You know your rental unit has too much humidity when the windows in your home fog up, making it difficult to tell what the weather is like outside. WHile too little humidity can lead to dry skin and bloody noses, too much humidity can lead to excessive heat in the home as well as structural damage. In some extreme cases, it can even cause damage to the structure of your home.
Most homes should have a humidity level between 30% to 50%, but if your home has a higher level, then it’s time to get it under control before the humidity causes real trouble. Here’s why your home’s humidity levels are high and how you can bring them back down.
Reasons for high humidity indoors
There are several reasons why the humidity in your rental property may be higher than it should be. Once you understand what’s causing it, then you can work to lower it.
The design of the home and the construction materials used for it might be playing a role in the excess humidity. Homes with little air flow tend to trap and hold humidity. In bathrooms without an exhaust fan, the hot air from the shower has nowhere to go (unless the user cracks a window every time he or she showers), so it hangs in the air, potentially causing mold.
While you do want a rental unit with good insulation, too much insulation around windows can stop the airflow of your home, potentially keeping too much warm air inside. On the other hand, too little insulation can let humidity into your home.
Climate can also contribute to the humidity in a rental unit. In Washington, DC, the heat and humidity skyrocket, meaning you’ll be running fans and air conditioners all summer long. If your home has poor airflow or insulation, then the humidity can become trapped, making your home feel sticky and your body feel clammy.
Of course, if the air conditioner itself is too big for your apartment, then the unit will turn on and off too frequently, which will stop the unit from pulling humidity out of the air. If you’re a landlord adding an AC unit to your rental property, make sure you choose one that is the correct size.
If you’re unsure that your home has too much humidity, then there are ways to tell. If there is too much humidity, then the house or apartment will feel hot and sticky, like you just stepped out of the shower. Even if you’re not moving, you’ll have a hard time keeping your body from sweating. As mentioned, you’ll also see moisture building up on the windows. Mold may also develop in damp, dark places around the home as a result of too much humidity. Mold thrives in damp and dark spaces, so poor airflow and too much humidity will create the perfect environment for mold to grow.

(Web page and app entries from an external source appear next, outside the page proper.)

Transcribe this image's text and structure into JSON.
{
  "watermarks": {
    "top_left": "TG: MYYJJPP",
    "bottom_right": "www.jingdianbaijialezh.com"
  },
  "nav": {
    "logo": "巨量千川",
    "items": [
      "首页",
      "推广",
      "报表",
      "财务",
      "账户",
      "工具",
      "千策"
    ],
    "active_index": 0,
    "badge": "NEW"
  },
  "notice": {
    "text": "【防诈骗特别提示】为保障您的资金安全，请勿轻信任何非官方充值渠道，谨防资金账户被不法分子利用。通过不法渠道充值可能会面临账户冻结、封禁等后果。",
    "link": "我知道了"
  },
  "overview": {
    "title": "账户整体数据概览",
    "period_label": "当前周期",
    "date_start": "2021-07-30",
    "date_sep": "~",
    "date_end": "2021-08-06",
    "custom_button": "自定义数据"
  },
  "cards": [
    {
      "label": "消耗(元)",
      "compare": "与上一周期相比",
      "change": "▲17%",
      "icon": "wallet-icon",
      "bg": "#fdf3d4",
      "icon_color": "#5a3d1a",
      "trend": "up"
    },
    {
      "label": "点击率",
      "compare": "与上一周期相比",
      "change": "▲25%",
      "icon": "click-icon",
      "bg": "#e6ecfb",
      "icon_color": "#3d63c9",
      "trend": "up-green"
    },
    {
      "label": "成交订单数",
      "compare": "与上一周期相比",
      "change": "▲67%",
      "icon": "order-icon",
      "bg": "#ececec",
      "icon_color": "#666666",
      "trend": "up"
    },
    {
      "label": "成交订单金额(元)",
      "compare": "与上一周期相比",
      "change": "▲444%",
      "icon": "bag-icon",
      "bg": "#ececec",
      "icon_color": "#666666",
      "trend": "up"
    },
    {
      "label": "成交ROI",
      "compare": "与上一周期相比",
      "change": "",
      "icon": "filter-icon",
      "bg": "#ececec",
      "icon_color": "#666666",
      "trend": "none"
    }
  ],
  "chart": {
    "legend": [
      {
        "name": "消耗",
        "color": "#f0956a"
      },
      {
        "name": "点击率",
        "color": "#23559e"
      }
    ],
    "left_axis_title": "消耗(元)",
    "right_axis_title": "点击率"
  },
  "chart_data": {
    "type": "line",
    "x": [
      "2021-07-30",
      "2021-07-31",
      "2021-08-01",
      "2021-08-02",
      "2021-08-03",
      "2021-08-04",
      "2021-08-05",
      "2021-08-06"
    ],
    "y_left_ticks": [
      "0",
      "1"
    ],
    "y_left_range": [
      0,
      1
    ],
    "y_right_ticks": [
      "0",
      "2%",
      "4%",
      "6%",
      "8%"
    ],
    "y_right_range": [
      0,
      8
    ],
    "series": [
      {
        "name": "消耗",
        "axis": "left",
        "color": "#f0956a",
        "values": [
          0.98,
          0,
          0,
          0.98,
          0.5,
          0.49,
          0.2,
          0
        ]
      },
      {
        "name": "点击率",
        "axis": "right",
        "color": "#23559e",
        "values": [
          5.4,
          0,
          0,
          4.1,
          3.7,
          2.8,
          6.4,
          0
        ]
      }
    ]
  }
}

5 ways to lower humidity in a house or an apartment
Once you know you have too much humidity in your home, there are ways you can stop it from building up and keep your home’s environment enjoyable. Here are a few easy solutions:
Ventilate in kitchens and bathrooms
Both of these rooms build up humidity easily. Whether you’re cooking or bathing, all of that steam will rise up and become trapped in the room if there is no ventilation or air flow.
In the kitchen, add a ceiling fan and make sure all the windows open to allow air to move in and out of the room. If you have a range above the stove, then it should have a fan, which can help circulate the air when someone is cooking.
In the bathroom, install an exhaust fan if you can. That might not be possible in older homes in Washington, DC, but it’s the best way to control humidity in the room. If you cannot add an exhaust fan, make sure you crack a window when showering. If you’re a landlord, remind your tenant to do this when he or she moves in.
Take short, cool showers
A hot shower will create steam that will hang in the air long after you’ve turned off the shower. If your bathroom does not have an exhaust fan, then it’s best to take shorter, cooler showers when possible. This is more important in the summer, but showers should also be kept shorter in the wintertime since you don’t want that window open for long.
Turn on fans
Keeping the fans going throughout your house will increase your air circulation and keep your humidity levels down. Ceiling fans in the living room and bedroom can be on all day if needed.
Fans use less electricity than AC units, but if you’re concerned about wasting energy, renters can buy small, postable fans with timers so the fans aren’t running all night. If you’re a landlord, opt to install fans with speed control. If renters keep a fan in the living room going on all night, then at least they can use a lower setting to decrease the amount of electricity used.
If you haven’t installed fans in most rooms of the house, consider it to keep temperatures and humidity levels in check. A little extra work there might save you from massive humidity problems later.
Do not overwater indoor plants
Those with a green thumb love having lots of indoor plants, but all plants release moisture into the air, which could increase the humidity in the air. You don’t have to throw out your plants, but you should be very careful not to overwater your house plants. Doing so may release too much moisture into the air, causing humidity levels to rise.
Keep indoor temperatures relative to outdoor temperatures
On hot 90-degree days, it’s hard not to keep the AC unit or fans running constantly, but if the house or apartment is too cold, then humidity levels may rise. In general, your home’s temperature should be between 68 and 78 degrees, depending on the time of the year.
Too much humidity in the air can make a home, renter or owned, unbearable to live in. If you rent your home, contact your landlord or property management company to see what can be done about the humidity. At Atlas Lane, we know renters hate too much humidity, but it’s not good for landlords — or their bottom lines — either. We work with both sides to come up with good solutions that encourage tenants to resign leases and protect the landlord’s investment property. Contact us today to learn more.